[DATA FOR ANALYSIS — start]

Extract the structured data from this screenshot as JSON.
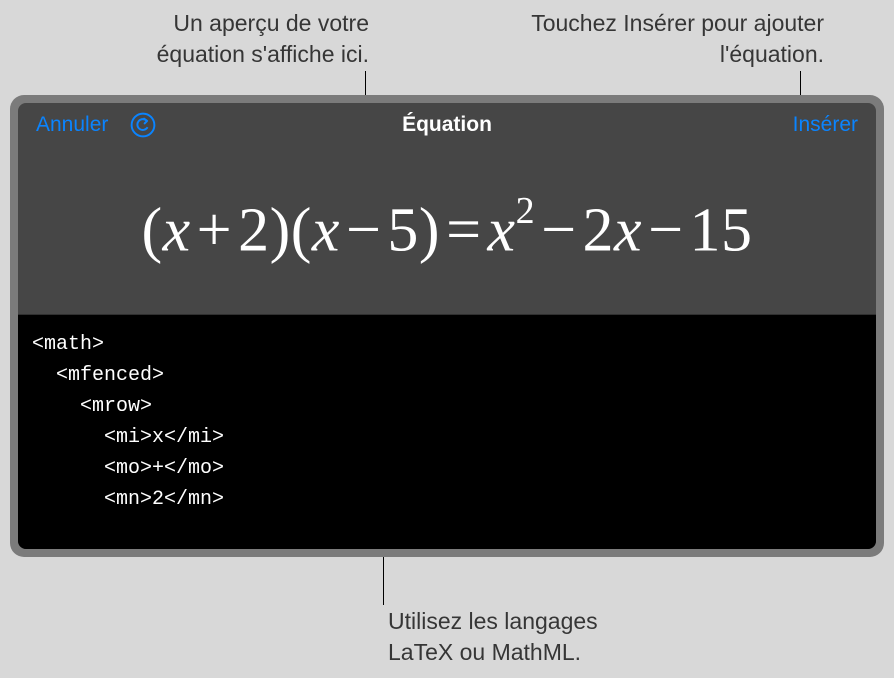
{
  "callouts": {
    "top_left": "Un aperçu de votre équation s'affiche ici.",
    "top_right": "Touchez Insérer pour ajouter l'équation.",
    "bottom": "Utilisez les langages LaTeX ou MathML."
  },
  "navbar": {
    "cancel": "Annuler",
    "title": "Équation",
    "insert": "Insérer",
    "undo_icon": "undo-icon"
  },
  "equation": {
    "lhs_a_var": "x",
    "lhs_a_op": "+",
    "lhs_a_num": "2",
    "lhs_b_var": "x",
    "lhs_b_op": "−",
    "lhs_b_num": "5",
    "eq": "=",
    "rhs_var1": "x",
    "rhs_sup": "2",
    "rhs_op1": "−",
    "rhs_num1": "2",
    "rhs_var2": "x",
    "rhs_op2": "−",
    "rhs_num2": "15"
  },
  "code_lines": {
    "l0": "<math>",
    "l1": "  <mfenced>",
    "l2": "    <mrow>",
    "l3": "      <mi>x</mi>",
    "l4": "      <mo>+</mo>",
    "l5": "      <mn>2</mn>"
  }
}
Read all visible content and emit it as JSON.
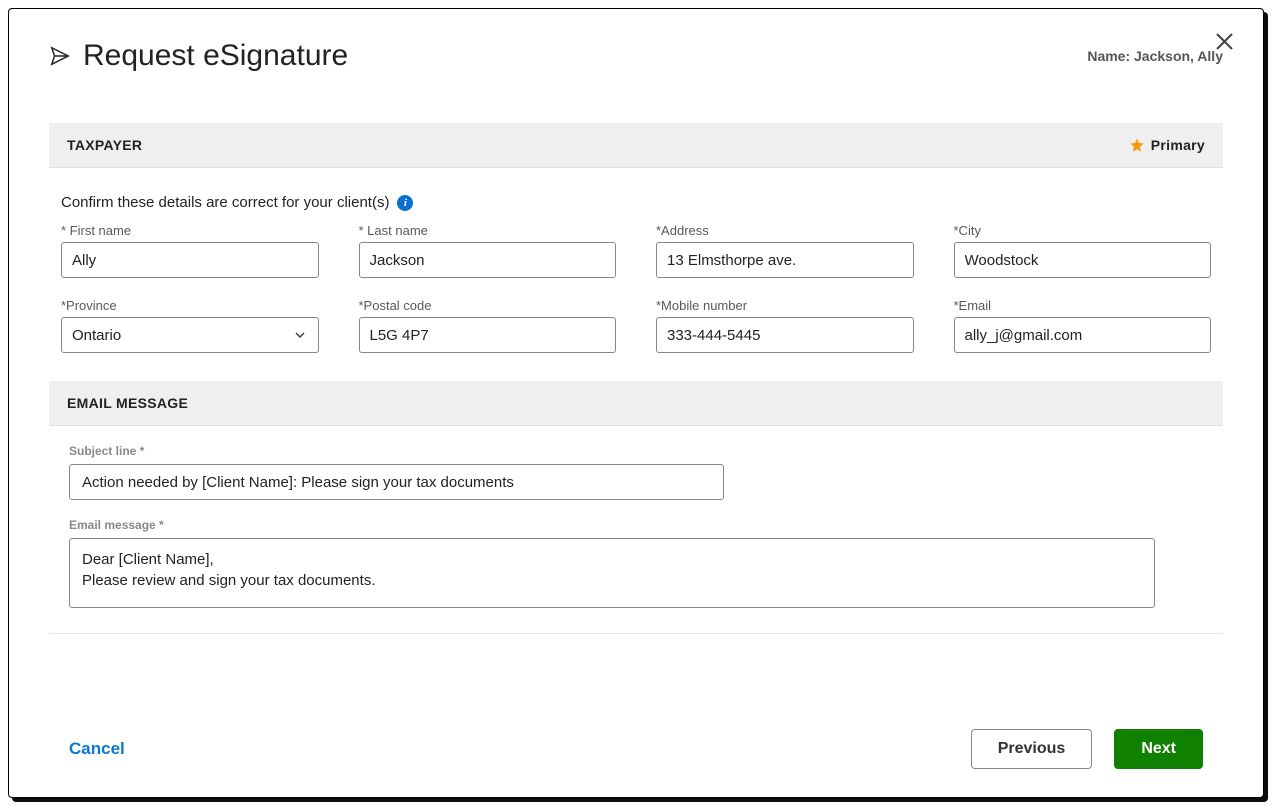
{
  "header": {
    "title": "Request eSignature",
    "name_prefix": "Name: ",
    "client_name": "Jackson, Ally"
  },
  "taxpayer_section": {
    "heading": "TAXPAYER",
    "primary_label": "Primary",
    "confirm_text": "Confirm these details are correct for your client(s)"
  },
  "fields": {
    "first_name": {
      "label": "* First name",
      "value": "Ally"
    },
    "last_name": {
      "label": "* Last name",
      "value": "Jackson"
    },
    "address": {
      "label": "*Address",
      "value": "13 Elmsthorpe ave."
    },
    "city": {
      "label": "*City",
      "value": "Woodstock"
    },
    "province": {
      "label": "*Province",
      "value": "Ontario"
    },
    "postal_code": {
      "label": "*Postal code",
      "value": "L5G 4P7"
    },
    "mobile": {
      "label": "*Mobile number",
      "value": "333-444-5445"
    },
    "email": {
      "label": "*Email",
      "value": "ally_j@gmail.com"
    }
  },
  "email_section": {
    "heading": "EMAIL MESSAGE",
    "subject_label": "Subject line *",
    "subject_value": "Action needed by [Client Name]: Please sign your tax documents",
    "message_label": "Email message *",
    "message_value": "Dear [Client Name],\nPlease review and sign your tax documents."
  },
  "footer": {
    "cancel": "Cancel",
    "previous": "Previous",
    "next": "Next"
  }
}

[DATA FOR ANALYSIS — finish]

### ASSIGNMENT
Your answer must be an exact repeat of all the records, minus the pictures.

### RESULT OF THIS EXERCISE
Extract the structured data from this screenshot as JSON.
{
  "callouts": {
    "top_left": "Un aperçu de votre équation s'affiche ici.",
    "top_right": "Touchez Insérer pour ajouter l'équation.",
    "bottom": "Utilisez les langages LaTeX ou MathML."
  },
  "navbar": {
    "cancel": "Annuler",
    "title": "Équation",
    "insert": "Insérer",
    "undo_icon": "undo-icon"
  },
  "equation": {
    "lhs_a_var": "x",
    "lhs_a_op": "+",
    "lhs_a_num": "2",
    "lhs_b_var": "x",
    "lhs_b_op": "−",
    "lhs_b_num": "5",
    "eq": "=",
    "rhs_var1": "x",
    "rhs_sup": "2",
    "rhs_op1": "−",
    "rhs_num1": "2",
    "rhs_var2": "x",
    "rhs_op2": "−",
    "rhs_num2": "15"
  },
  "code_lines": {
    "l0": "<math>",
    "l1": "  <mfenced>",
    "l2": "    <mrow>",
    "l3": "      <mi>x</mi>",
    "l4": "      <mo>+</mo>",
    "l5": "      <mn>2</mn>"
  }
}
Read all visible content and emit it as JSON.
{
  "header": {
    "title": "Request eSignature",
    "name_prefix": "Name: ",
    "client_name": "Jackson, Ally"
  },
  "taxpayer_section": {
    "heading": "TAXPAYER",
    "primary_label": "Primary",
    "confirm_text": "Confirm these details are correct for your client(s)"
  },
  "fields": {
    "first_name": {
      "label": "* First name",
      "value": "Ally"
    },
    "last_name": {
      "label": "* Last name",
      "value": "Jackson"
    },
    "address": {
      "label": "*Address",
      "value": "13 Elmsthorpe ave."
    },
    "city": {
      "label": "*City",
      "value": "Woodstock"
    },
    "province": {
      "label": "*Province",
      "value": "Ontario"
    },
    "postal_code": {
      "label": "*Postal code",
      "value": "L5G 4P7"
    },
    "mobile": {
      "label": "*Mobile number",
      "value": "333-444-5445"
    },
    "email": {
      "label": "*Email",
      "value": "ally_j@gmail.com"
    }
  },
  "email_section": {
    "heading": "EMAIL MESSAGE",
    "subject_label": "Subject line *",
    "subject_value": "Action needed by [Client Name]: Please sign your tax documents",
    "message_label": "Email message *",
    "message_value": "Dear [Client Name],\nPlease review and sign your tax documents."
  },
  "footer": {
    "cancel": "Cancel",
    "previous": "Previous",
    "next": "Next"
  }
}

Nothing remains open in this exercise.